These guidelines cover additional topics, such as blood pressure and tobacco exposure, but I will only discuss the most common questions specific to the cholesterol measurements here. A lipid panel includes the total cholesterol, triglyceride level, high density lipoproteins (HDL, "good" cholesterol), and low density lipoproteins (LDL, "bad" cholesterol). Some labs include other types of lipids.
My office website discusses the basics of cholesterol.
The dietary advice is summarized nicely in CHILD-1 Diet and Nutrition Recommendations -Childhood Nutrition Basics.
Preparing for the lab draw
If your child hates needles, I understand. But some things are important, and in pediatrics we focus on prevention. If we can prevent heart attacks, strokes, and other consequences of unknown risks of heart disease, we should.

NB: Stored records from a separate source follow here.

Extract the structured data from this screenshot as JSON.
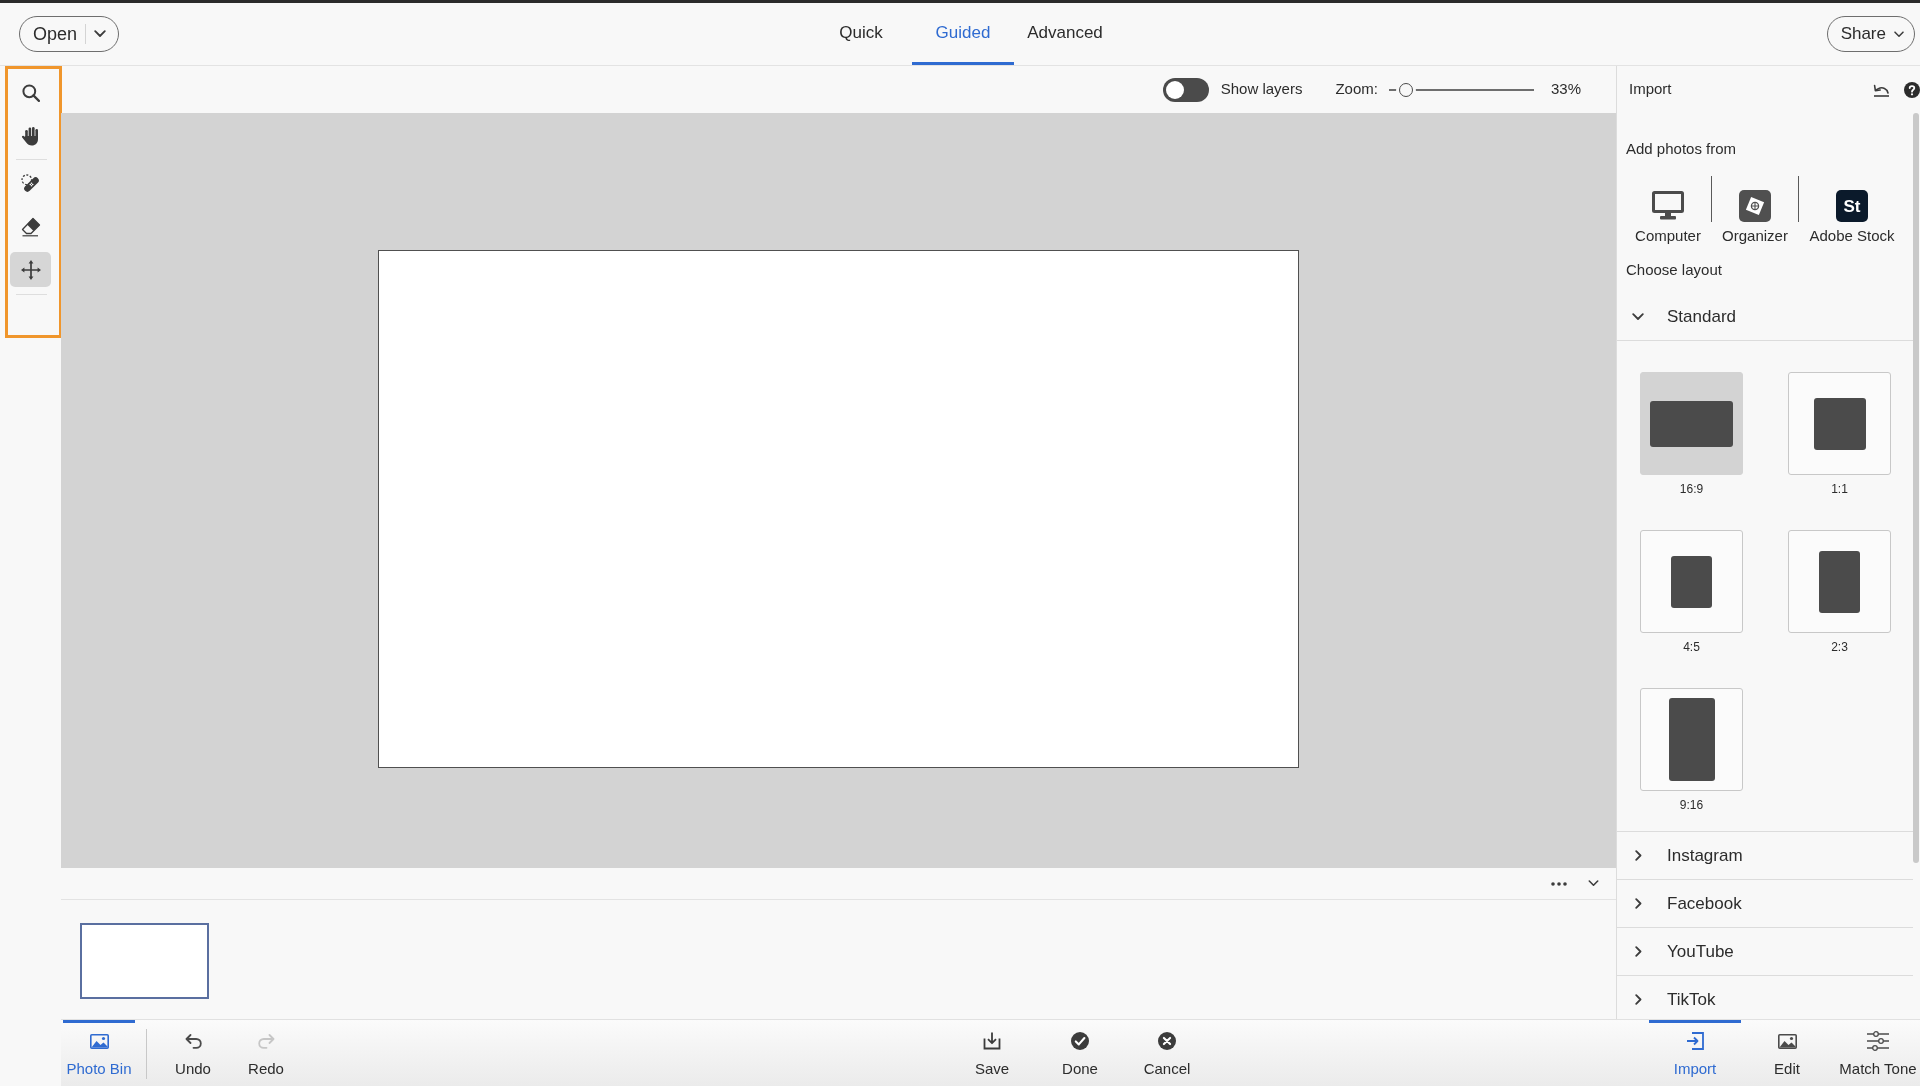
{
  "top_bar": {
    "open_button": {
      "label": "Open"
    },
    "mode_tabs": [
      {
        "label": "Quick",
        "selected": false
      },
      {
        "label": "Guided",
        "selected": true
      },
      {
        "label": "Advanced",
        "selected": false
      }
    ],
    "share_button": {
      "label": "Share"
    }
  },
  "tools": [
    {
      "selected": false
    },
    {
      "selected": false
    },
    {
      "selected": false
    },
    {
      "selected": false
    },
    {
      "selected": true
    }
  ],
  "options_bar": {
    "show_layers": {
      "label": "Show layers",
      "on": false
    },
    "zoom": {
      "label": "Zoom:",
      "level": 0.12,
      "reading": "33%"
    }
  },
  "photo_bin": {
    "thumbnails": [
      {
        "selected": true
      }
    ]
  },
  "right_panel": {
    "title": "Import",
    "add_photos_label": "Add photos from",
    "sources": [
      {
        "label": "Computer"
      },
      {
        "label": "Organizer"
      },
      {
        "label": "Adobe Stock",
        "logo_text": "St"
      }
    ],
    "choose_layout_label": "Choose layout",
    "sections": [
      {
        "title": "Standard",
        "expanded": true,
        "layouts": [
          {
            "label": "16:9",
            "selected": true
          },
          {
            "label": "1:1",
            "selected": false
          },
          {
            "label": "4:5",
            "selected": false
          },
          {
            "label": "2:3",
            "selected": false
          },
          {
            "label": "9:16",
            "selected": false
          }
        ]
      },
      {
        "title": "Instagram",
        "expanded": false
      },
      {
        "title": "Facebook",
        "expanded": false
      },
      {
        "title": "YouTube",
        "expanded": false
      },
      {
        "title": "TikTok",
        "expanded": false
      }
    ]
  },
  "bottom_bar": {
    "photo_bin_tab": {
      "label": "Photo Bin",
      "selected": true
    },
    "history_buttons": [
      {
        "label": "Undo",
        "disabled": false
      },
      {
        "label": "Redo",
        "disabled": true
      }
    ],
    "actions": [
      {
        "label": "Save"
      },
      {
        "label": "Done"
      },
      {
        "label": "Cancel"
      }
    ],
    "panel_tabs": [
      {
        "label": "Import",
        "selected": true
      },
      {
        "label": "Edit",
        "selected": false
      },
      {
        "label": "Match Tone",
        "selected": false
      }
    ]
  }
}
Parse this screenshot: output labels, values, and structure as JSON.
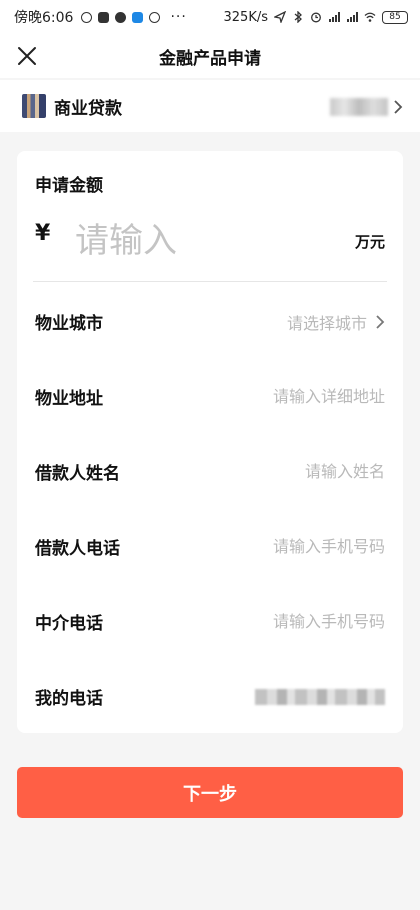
{
  "status_bar": {
    "time": "傍晚6:06",
    "more": "···",
    "speed": "325K/s",
    "battery": "85"
  },
  "nav": {
    "title": "金融产品申请"
  },
  "product": {
    "name": "商业贷款"
  },
  "form": {
    "amount_label": "申请金额",
    "currency_symbol": "¥",
    "amount_placeholder": "请输入",
    "amount_unit": "万元",
    "fields": [
      {
        "label": "物业城市",
        "placeholder": "请选择城市"
      },
      {
        "label": "物业地址",
        "placeholder": "请输入详细地址"
      },
      {
        "label": "借款人姓名",
        "placeholder": "请输入姓名"
      },
      {
        "label": "借款人电话",
        "placeholder": "请输入手机号码"
      },
      {
        "label": "中介电话",
        "placeholder": "请输入手机号码"
      },
      {
        "label": "我的电话"
      }
    ]
  },
  "actions": {
    "next_label": "下一步"
  },
  "colors": {
    "primary": "#ff5f45",
    "placeholder": "#b9b9b9",
    "background": "#f5f5f5"
  }
}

Kids can be prepared before going to the lab. NEVER say it won't hurt. Everyone perceives pain differently, but if they know it might pinch or feel like a poke they will be prepared. Remind them it only pokes for a very short time usually and holding still helps it go faster. Tell them there will be a big rubber band called a tourniquet that will squeeze the top of their arm to help make it easier for the needle to find the right spot.
Let them watch this video on lab draws. (Warning, this video does show a blood vial being filled... some people get queasy just seeing things like this.)
You can practice at home by letting them show you how they will hold still with their arm out. They can look away and take big breaths with a strong forceful blow out each time. You can wipe the arm with a cotton ball or tissue and talk about how that part tickles. Maybe they can pretend they're blowing out candles or they can blow on a pinwheel.
Make sure they are well hydrated with water before going to the lab. Remind the phlebotomist (who draws the blood) that studies show blowing out upon the insertion of the needle has been shown to decrease pain with injections, and I suspect also with lab draws. You can also use a video on your smartphone or tablet to distract during the draw.
What affects when you should take a child for the lab?
Illness can also affect lipid levels, so ideally children will be overall healthy when the lab is drawn. If there was a recent significant illness, waiting 4-6 weeks to draw the lab is ideal. Significant illness would be one that requires hospitalization or surgery. If oral steroids were given, it would be best to wait at least 4 weeks. An upper respiratory infection, cough, or typical short term illness should simply be resolved before the draw. You would not need to wait 4-6 weeks for these common illnesses. If you are uncertain if an illness is significant, ask your doctor.
If it is not possible to take kids to the lab when they have fasted, be sure the lab knows that it is a non-fasting level. They will include this with the report so the doctor can evaluate the lab values with that important information. In general I do not enforce fasting if it is too inconvenient unless there is a history of a previous elevated triglyceride. If the triglyceride level has been high on a previous lab, it is important to do a fasting level to see if it is a real risk or due to a recent meal.
Why do we need to check cholesterol in children- isn't heart disease an adult problem?
We know that obesity increases the risk of having a high cholesterol and atherosclerosis.
Elevated triglyceride levels and obesity are associated with Type 2 diabetes. Children with obesity need routine monitoring of their cholesterol along with other chronic disease indicators.
There are a significant number of children who have no known risk factors yet have an elevated lipid level. This can put them at risk for cardiovascular disease, but if it is known, steps can be done to lower that risk.
The simple answer is atherosclerosis (clogging of arteries) can begin in childhood, but has no symptoms at the early stages when treatment is most effective. There are some people who have a genetic predisposition to this despite healthy habits and an outward appearance of health.
Screening recommendations are done by age and risk.
|From page 8 of the Expert Panel on Integrated Guidelines for Cardiovascular Health and Risk Reduction in Children and Adolescents Summary Report|
What are you going to do with the results?
Repeat levels will be required to see if the diet and exercise changes make an impact. If the results are consistently elevated or significantly elevated to require medication, a referral to a pediatric lipid specialist is indicated.
|See page 53 of the guidelines|
|See page 54 of the guidelines|
If you have questions about cholesterol screening for your child, please talk to your child's doctor.
Pediatric Lipid Disorders in Clinical Practice Workup, Henry J Rohrs, III, MD et al